Heidi Clute is all about diligence and long-term planning. After landing her first client on a door- to-door sales call in 1980, she bounced around downtown office spaces in Plattsburgh (and a bedroom or two with a plywood desk) until finally moving from Miller Street to a new, permanent location on Tom Miller Road in 1993. Clute Wealth Management (CWM) was established in 1984.
Looking ahead, as she does, Clute recognized the potential for growth at that property, building a three- phase goal into the plans. The second wing was added in 2003—a time when Tom Miller was still largely residential and farmland. As the area witnesses further commercialization along that strip, Clute keeps phase three prints at the ready for when the time is right for the next expansion.
Clute’s partner, Christina Ubl, joined the firm in the summer of 2000, shortly after earning a B.S. in Business Management and a minor in Accounting from SUNY Plattsburgh. Ubl is a Certified Financial PlannerTM or CFP® professional with series 7, 24, 63, and 66 designations through LPL Financial. She is also a Certified Divorce Financial Analyst® or CDFATM. She became a partner at CWM in 2014.
Just as they advise clients to do, Clute and Ubl ride out the ebb and flow of the economy, and life, by calmly guiding the evolution of their business, setting and checking off goals along the way. They say they are in the business of connecting money with dreams; it’s an enlightened philosophy backed by decades of experience, all the right credentials, approximately 300 households in 24 states, and a richly appointed Egyptian-themed office—a civilization once hallmarked for its planned economics.
As an independent, full-service financial planning firm and Registered Investment Advisor, Clute Wealth Management offers customized, strategic financial and investment planning. Although they work with individuals, couples and small businesses, CWM has come to be known as a specialized financial service provider for women in transition. Clute developed the niche a decade ago after auditing a course called Entrepreneurship at SUNY Plattsburgh. Clute used that course to craft a business plan that enabled the business to focus on women and those who are important to them. She called it a natural progression and an opportunity to perpetuate changes in how women plan for their futures. Clute and Ubl have authored several articles on the topic, further validating the successful implementation of that phase of their plan.
“Women have traditionally been underserved,” Clute said, noting pay inequality, longer lifespan, child rearing, and responsibility for parents later in life as factors that contribute to the earning and savings gap between men and women. “It’s important to maintain financial control,” said Clute. “And there are so many pieces to it. From investments, insurance, personal retirement, college funding, acquisition and sale of real estate, business formation, business transfer, managing through chronic illness, death, divorce, disability. It’s the gamut of things that happen in life.”
In an article titled “Financial Strategies for Women in Transition,” Clute outlined the first steps women can take to make crucial decisions during transitional times in life.
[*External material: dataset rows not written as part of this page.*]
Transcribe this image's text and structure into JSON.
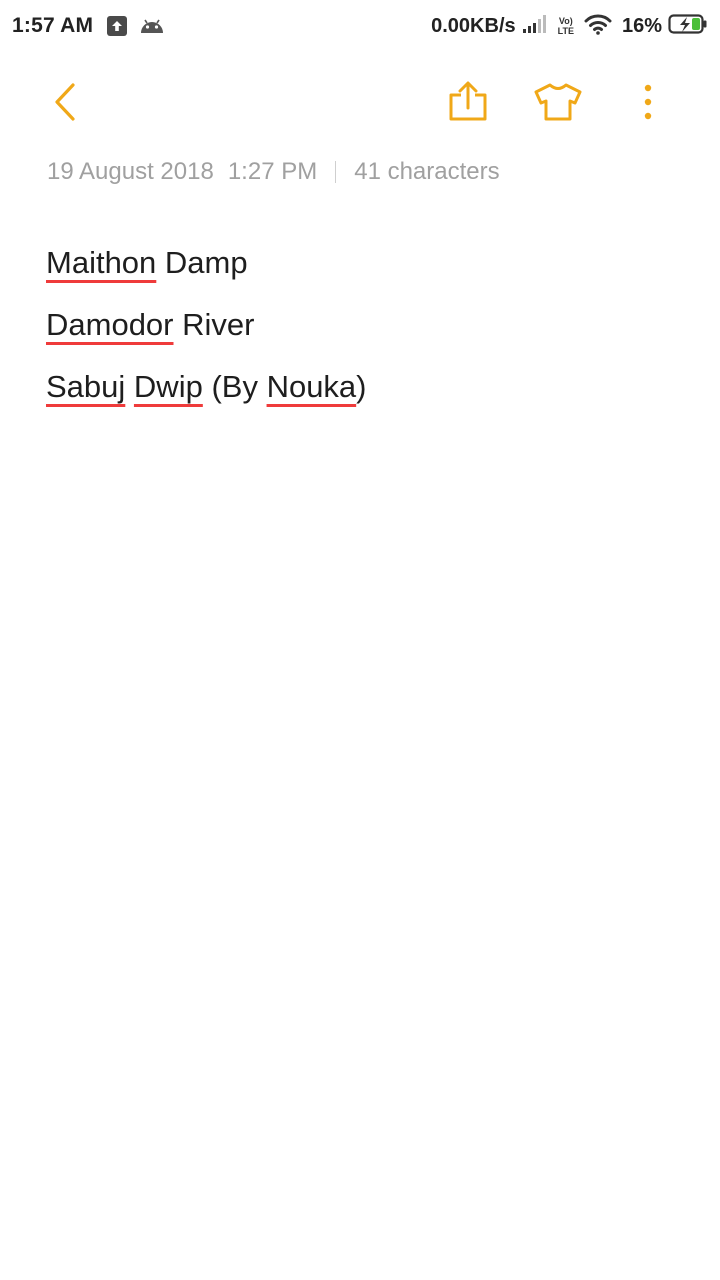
{
  "status_bar": {
    "time": "1:57 AM",
    "network_speed": "0.00KB/s",
    "volte_top": "Vo)",
    "volte_bottom": "LTE",
    "battery_percent": "16%",
    "icons": [
      "upload-icon",
      "android-icon",
      "signal-icon",
      "volte-icon",
      "wifi-icon",
      "battery-charging-icon"
    ]
  },
  "toolbar": {
    "accent_color": "#f0a818",
    "icons": [
      "back-icon",
      "share-icon",
      "theme-icon",
      "more-icon"
    ]
  },
  "meta": {
    "date": "19 August 2018",
    "time": "1:27 PM",
    "characters": "41 characters"
  },
  "note": {
    "lines": [
      [
        {
          "text": "Maithon",
          "spell": true
        },
        {
          "text": " Damp",
          "spell": false
        }
      ],
      [
        {
          "text": "Damodor",
          "spell": true
        },
        {
          "text": " River",
          "spell": false
        }
      ],
      [
        {
          "text": "Sabuj",
          "spell": true
        },
        {
          "text": " ",
          "spell": false
        },
        {
          "text": "Dwip",
          "spell": true
        },
        {
          "text": " (By ",
          "spell": false
        },
        {
          "text": "Nouka",
          "spell": true
        },
        {
          "text": ")",
          "spell": false
        }
      ]
    ],
    "spellcheck_color": "#ef3b3b"
  }
}
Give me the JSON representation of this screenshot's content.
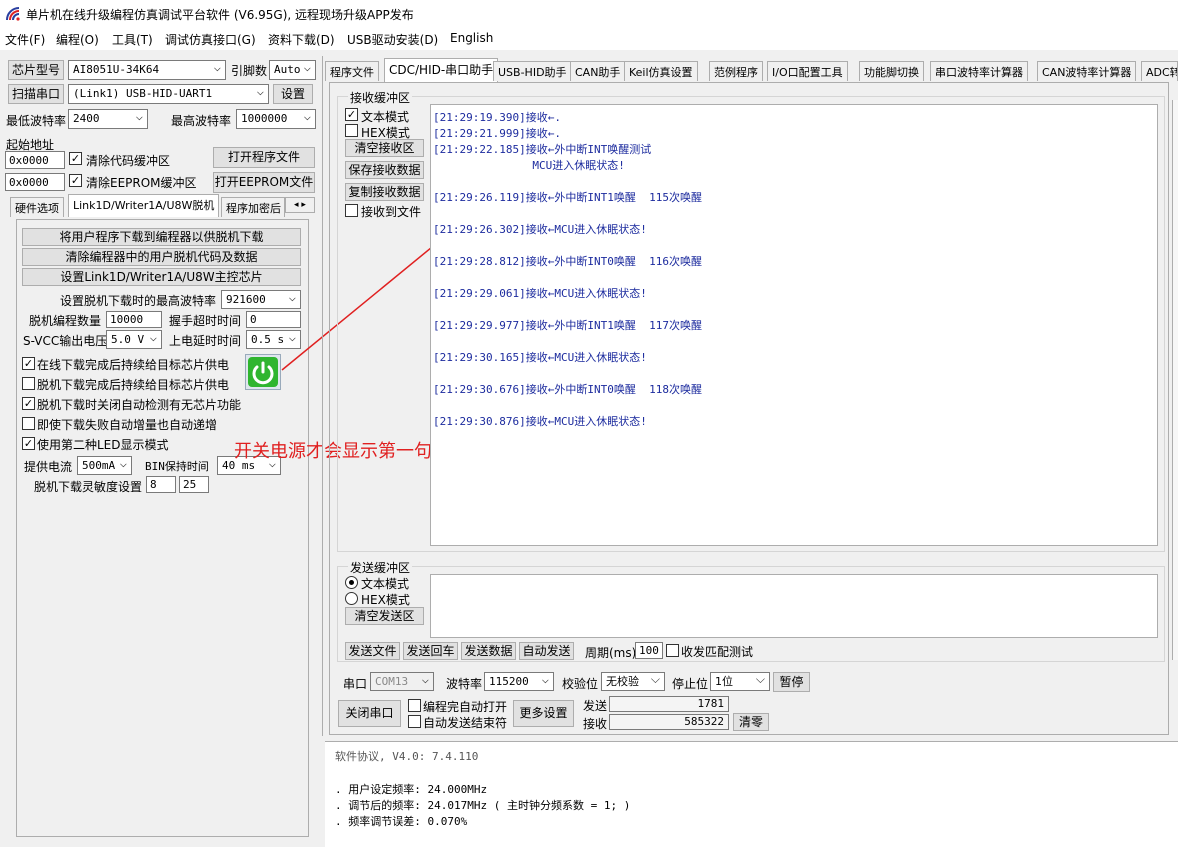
{
  "window": {
    "title": "单片机在线升级编程仿真调试平台软件 (V6.95G), 远程现场升级APP发布"
  },
  "menu": [
    "文件(F)",
    "编程(O)",
    "工具(T)",
    "调试仿真接口(G)",
    "资料下载(D)",
    "USB驱动安装(D)",
    "English"
  ],
  "left": {
    "chip_label": "芯片型号",
    "chip_value": "AI8051U-34K64",
    "pins_label": "引脚数",
    "pins_value": "Auto",
    "scan_button": "扫描串口",
    "port_value": "(Link1) USB-HID-UART1",
    "settings_button": "设置",
    "min_baud_label": "最低波特率",
    "min_baud_value": "2400",
    "max_baud_label": "最高波特率",
    "max_baud_value": "1000000",
    "start_addr_label": "起始地址",
    "addr1": "0x0000",
    "clear_code_label": "清除代码缓冲区",
    "open_prog_button": "打开程序文件",
    "addr2": "0x0000",
    "clear_eeprom_label": "清除EEPROM缓冲区",
    "open_eeprom_button": "打开EEPROM文件",
    "tabs": [
      "硬件选项",
      "Link1D/Writer1A/U8W脱机",
      "程序加密后"
    ],
    "offline": {
      "btn1": "将用户程序下载到编程器以供脱机下载",
      "btn2": "清除编程器中的用户脱机代码及数据",
      "btn3": "设置Link1D/Writer1A/U8W主控芯片",
      "max_baud_label": "设置脱机下载时的最高波特率",
      "max_baud_value": "921600",
      "count_label": "脱机编程数量",
      "count_value": "10000",
      "handshake_label": "握手超时时间",
      "handshake_value": "0",
      "svcc_label": "S-VCC输出电压",
      "svcc_value": "5.0 V",
      "delay_label": "上电延时时间",
      "delay_value": "0.5 s",
      "cb1": "在线下载完成后持续给目标芯片供电",
      "cb2": "脱机下载完成后持续给目标芯片供电",
      "cb3": "脱机下载时关闭自动检测有无芯片功能",
      "cb4": "即使下载失败自动增量也自动递增",
      "cb5": "使用第二种LED显示模式",
      "current_label": "提供电流",
      "current_value": "500mA",
      "bin_label": "BIN保持时间",
      "bin_value": "40 ms",
      "sens_label": "脱机下载灵敏度设置",
      "sens1": "8",
      "sens2": "25"
    }
  },
  "annotation": "开关电源才会显示第一句消息",
  "tabs": [
    "程序文件",
    "CDC/HID-串口助手",
    "USB-HID助手",
    "CAN助手",
    "Keil仿真设置",
    "范例程序",
    "I/O口配置工具",
    "功能脚切换",
    "串口波特率计算器",
    "CAN波特率计算器",
    "ADC转换"
  ],
  "recv": {
    "group_title": "接收缓冲区",
    "text_mode": "文本模式",
    "hex_mode": "HEX模式",
    "clear_button": "清空接收区",
    "save_button": "保存接收数据",
    "copy_button": "复制接收数据",
    "to_file": "接收到文件",
    "lines": [
      "[21:29:19.390]接收←.",
      "[21:29:21.999]接收←.",
      "[21:29:22.185]接收←外中断INT唤醒测试",
      "               MCU进入休眠状态!",
      "[21:29:26.119]接收←外中断INT1唤醒  115次唤醒",
      "[21:29:26.302]接收←MCU进入休眠状态!",
      "[21:29:28.812]接收←外中断INT0唤醒  116次唤醒",
      "[21:29:29.061]接收←MCU进入休眠状态!",
      "[21:29:29.977]接收←外中断INT1唤醒  117次唤醒",
      "[21:29:30.165]接收←MCU进入休眠状态!",
      "[21:29:30.676]接收←外中断INT0唤醒  118次唤醒",
      "[21:29:30.876]接收←MCU进入休眠状态!"
    ]
  },
  "send": {
    "group_title": "发送缓冲区",
    "text_mode": "文本模式",
    "hex_mode": "HEX模式",
    "clear_button": "清空发送区",
    "send_file": "发送文件",
    "send_crlf": "发送回车",
    "send_data": "发送数据",
    "auto_send": "自动发送",
    "period_label": "周期(ms)",
    "period_value": "100",
    "match_label": "收发匹配测试"
  },
  "port": {
    "port_label": "串口",
    "port_value": "COM13",
    "baud_label": "波特率",
    "baud_value": "115200",
    "parity_label": "校验位",
    "parity_value": "无校验",
    "stop_label": "停止位",
    "stop_value": "1位",
    "pause_button": "暂停",
    "close_button": "关闭串口",
    "auto_open": "编程完自动打开",
    "auto_stop": "自动发送结束符",
    "more_button": "更多设置",
    "sent_label": "发送",
    "sent_value": "1781",
    "recv_label": "接收",
    "recv_value": "585322",
    "clear_button": "清零"
  },
  "log": [
    "软件协议, V4.0: 7.4.110",
    ". 用户设定频率: 24.000MHz",
    ". 调节后的频率: 24.017MHz ( 主时钟分频系数 = 1; )",
    ". 频率调节误差: 0.070%"
  ],
  "colors": {
    "recv_text": "#1c2b9e",
    "annotation": "#e02020",
    "power_icon": "#2fb52f"
  }
}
Whether women are navigating business decline or growth, marriage, divorce, illness/injury, grieving for a spouse, or settling an estate, there are certain tools to help navigate the trying and emotional process.
“Transition brings emotions; whether it’s good emotion or bad emotion, it’s hard to concentrate on navigating through that transition,” noted Ubl. She and Clute offer perspective, a plan, and a course of action to let their clients see through the fog of emotion. “And we do it in an organized fashion so that people can see themselves accom- plishing A, B, and C,” said Ubl.
“I think women come to us because we can empathize with so many situations that they’re going through. Maybe we’re not insisting that you have to fill out your cash flow today and your net worth tomorrow. Sometimes it’s just nice to have somebody that you can talk to about your fears and dreams,” Ubl continued.
If it sounds like they act as counselors as well as financial advisors, it’s true. “Money is emotional,” said Clute. CWM offers a complimentary meeting for new clients with a focus on just getting to know each other on a personal level. Their full service approach to financial management isn’t an overnight plan; it’s an involved process that takes time, eventually leading to a flexible strategy that can change with life, because, said Clute, “We know there are curves in life.” “We have to go with the flow that works for each client,” added Ubl. “We’re not living in a bubble where we think there’s nothing else going on in your life.”